On Leon Battista Alberti
His Literary and Aesthetic Theories
A penetrating study of Alberti's writings on philosophy, ethics, aesthetics architecture, and literature.
Listen to Alberti's voice. This is what Mark Jarzombek has done in studying virtually all of Alberti's writings on philosophy, ethics, aesthetics architecture, and literature. Jarzombek's thorough grasp of Alberti's thought and painstaking analysis of his elusive identity transform our image of this remarkable man carving out a new place for Alberti in literary theory, art history, and Renaissance scholarship.Instead of warming over the stereotypes of Alberti as a "universal man" or as a proponent of "civic Humanism," Jarzombek explores Alberti's views on the relationship between the writer and society. He asserts that, while Alberti was indeed an architect, an art theorist and a man of letters, he was above all a theoretician of writing: "Everywhere one turns, the problems of writing, authorship and textuality seem to appear, from his first writings... to his last." Jarzombek, opening the possibilities for a different type of discussion of Alberti and of such major works as De pictura and De re aedificatora, places Alberti more accurately within the context of his times and clarifies the intertextual relationship among his works. Jarzombek's investigation brings to light themes that have remained hidden in the complex world of Alberti's speculations. The Alberti of Jarzombeks book is an outsider struggling to resolve conflicting impulses of pessimism and hope. He is also a profound and willful thinker who, while amalgamating contemporary trends, did not endorse them but countered with a cosmological philosophy of his own.
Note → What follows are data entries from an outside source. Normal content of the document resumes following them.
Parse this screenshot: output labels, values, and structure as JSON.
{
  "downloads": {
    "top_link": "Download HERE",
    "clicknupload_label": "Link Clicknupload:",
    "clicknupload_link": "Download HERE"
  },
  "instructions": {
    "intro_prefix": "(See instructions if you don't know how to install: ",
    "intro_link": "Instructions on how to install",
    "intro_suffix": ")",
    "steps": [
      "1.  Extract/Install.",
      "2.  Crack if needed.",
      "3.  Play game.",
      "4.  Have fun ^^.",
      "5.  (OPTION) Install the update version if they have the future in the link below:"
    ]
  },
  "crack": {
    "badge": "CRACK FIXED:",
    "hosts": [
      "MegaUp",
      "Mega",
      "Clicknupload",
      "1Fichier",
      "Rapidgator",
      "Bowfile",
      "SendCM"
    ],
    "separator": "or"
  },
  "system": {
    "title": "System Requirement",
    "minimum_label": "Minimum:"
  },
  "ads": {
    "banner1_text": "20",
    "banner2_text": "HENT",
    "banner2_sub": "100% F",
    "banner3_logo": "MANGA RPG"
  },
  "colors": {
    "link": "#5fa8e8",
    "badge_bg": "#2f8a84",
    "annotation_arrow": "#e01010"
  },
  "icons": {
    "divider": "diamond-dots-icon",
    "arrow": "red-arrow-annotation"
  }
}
Funding provided by: National Endowment for the Humanities/Andrew W. Mellon Foundation Humanities Open Book Program.